Does Blatter's departure mean Fifa will automatically clean up its act?

Don't bet on it, says Tom Peck
Charles Kennedy: The baby of the House who grew into a Lib Dem giant

The baby of the House who grew into a Lib Dem giant

Charles Kennedy was consistently a man of the centre-left, dedicated to social justice, but was also a champion of liberty and an opponent of the nanny-state, says Baroness Williams
Syria civil war: The harrowing testament of a five-year-old victim of this endless conflict

The harrowing testament of a five-year-old victim of Syria's endless civil war

Sahar Qanbar lost her mother and brother as civilians and government soldiers fought side by side after being surrounded by brutal Islamist fighters.
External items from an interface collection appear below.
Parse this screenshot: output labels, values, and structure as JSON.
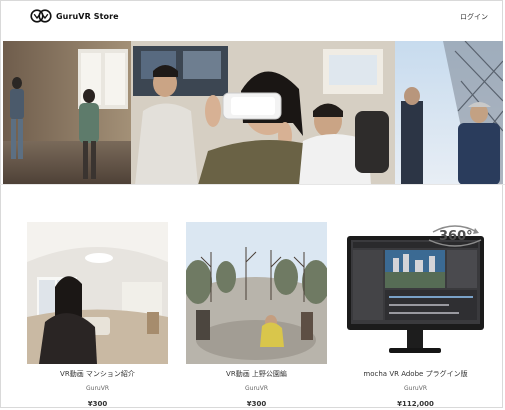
{
  "header": {
    "logo_text": "GuruVR Store",
    "logo_icon": "guruvr-logo",
    "login_label": "ログイン"
  },
  "hero": {
    "image": "people-trying-vr-headsets-photo"
  },
  "products": [
    {
      "title": "VR動画 マンション紹介",
      "seller": "GuruVR",
      "price": "¥300",
      "thumb": "360-apartment-woman"
    },
    {
      "title": "VR動画 上野公園編",
      "seller": "GuruVR",
      "price": "¥300",
      "thumb": "360-ueno-park"
    },
    {
      "title": "mocha VR Adobe プラグイン版",
      "seller": "GuruVR",
      "price": "¥112,000",
      "thumb": "monitor-360-software",
      "badge": "360°"
    }
  ],
  "colors": {
    "accent": "#111111",
    "text": "#333333",
    "muted": "#666666"
  }
}
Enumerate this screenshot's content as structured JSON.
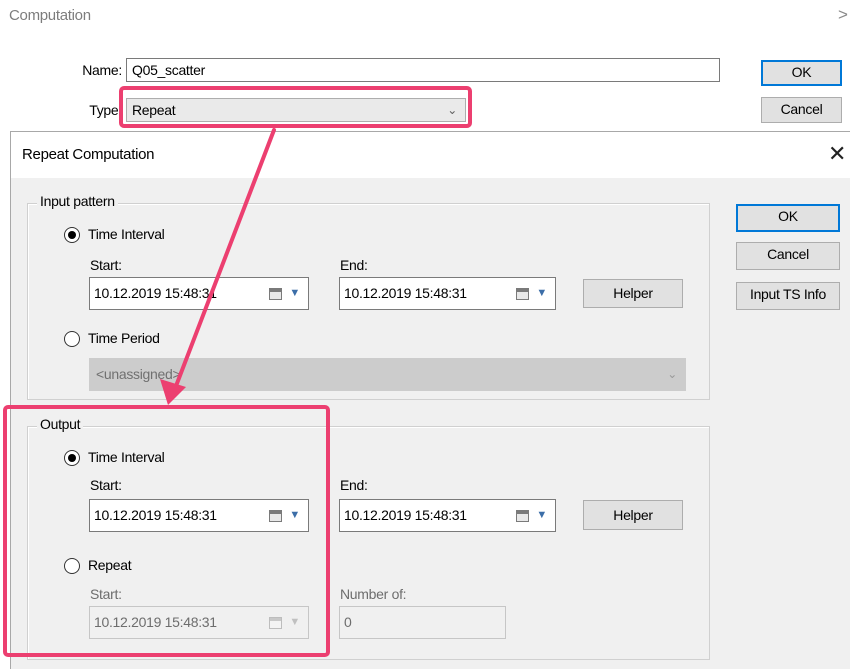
{
  "outer": {
    "title": "Computation",
    "close_glyph": ">",
    "name_label": "Name:",
    "name_value": "Q05_scatter",
    "type_label": "Type:",
    "type_value": "Repeat",
    "ok_label": "OK",
    "cancel_label": "Cancel"
  },
  "dialog": {
    "title": "Repeat Computation",
    "close_glyph": "✕",
    "ok_label": "OK",
    "cancel_label": "Cancel",
    "input_ts_label": "Input TS Info",
    "input_pattern": {
      "legend": "Input pattern",
      "time_interval_label": "Time Interval",
      "time_interval_selected": true,
      "start_label": "Start:",
      "start_value": "10.12.2019 15:48:31",
      "end_label": "End:",
      "end_value": "10.12.2019 15:48:31",
      "helper_label": "Helper",
      "time_period_label": "Time Period",
      "time_period_value": "<unassigned>"
    },
    "output": {
      "legend": "Output",
      "time_interval_label": "Time Interval",
      "time_interval_selected": true,
      "start_label": "Start:",
      "start_value": "10.12.2019 15:48:31",
      "end_label": "End:",
      "end_value": "10.12.2019 15:48:31",
      "helper_label": "Helper",
      "repeat_label": "Repeat",
      "repeat_start_label": "Start:",
      "repeat_start_value": "10.12.2019 15:48:31",
      "number_of_label": "Number of:",
      "number_of_value": "0"
    }
  },
  "colors": {
    "highlight": "#ec3f70",
    "dialog_bg": "#f0f0f0",
    "default_button_border": "#0078d7"
  },
  "icons": [
    "chevron-down-icon",
    "calendar-icon",
    "close-icon",
    "annotation-arrow"
  ]
}
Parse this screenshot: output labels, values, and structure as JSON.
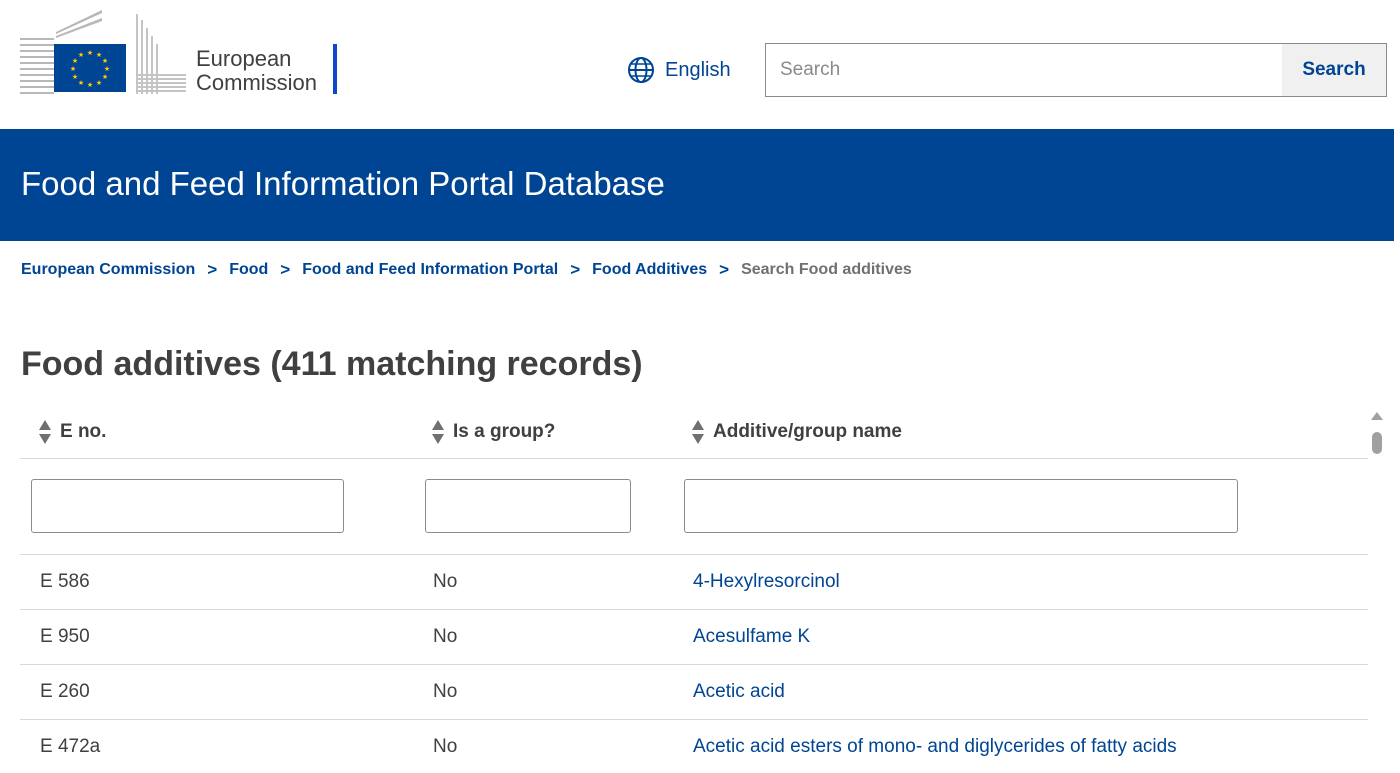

Robert Fisk visited her
The future of songwriting: How streaming is changing everything we know about making music

The future of songwriting

How streaming is changing everything we know about making music
William Shemin and Henry Johnson: Jewish and black soldiers receive World War I Medal of Honor amid claims of discrimination

Recognition at long last

Jewish and black soldiers who fought in WWI finally receive medals after claims of discrimination
Beating obesity: The new pacemaker which helps over-eaters

Beating obesity

The new pacemaker which helps over-eaters
9 best women's festival waterproofs

Ready for rain: 9 best women's festival waterproofs

These are the macs to keep your denim dry and your hair frizz-free(ish)
Cycling World Hour Record: Nervous Sir Bradley Wiggins ready for pain as he prepares to go distance

Wiggins worried

Nervous Sir Bradley ready for pain as he prepares to attempt cycling's World Hour Record
Liverpool close in on Milner signing

Liverpool close in on Milner signing

Reds baulk at Christian Benteke £32.5m release clause
On your feet! Spending at least two hours a day standing reduces the risk of heart attacks, cancer and diabetes, according to new research

On your feet!

Spending half the day standing 'reduces risk of heart attacks and cancer'
With scores of surgeries closing, what hope is there for the David Cameron's promise of 5,000 more GPs and a 24/7 NHS?

The big NHS question

Why are there so few new GPs when so many want to study medicine?
Big knickers are back: Thongs ain't what they used to be

Thongs ain't what they used to be

Big knickers are back
Thurston Moore interview

Thurston Moore interview

On living in London, Sonic Youth and musical memoirs
In full bloom

In full bloom

Floral print womenswear
From leading man to Elephant Man, Bradley Cooper is terrific

From leading man to Elephant Man

Bradley Cooper is terrific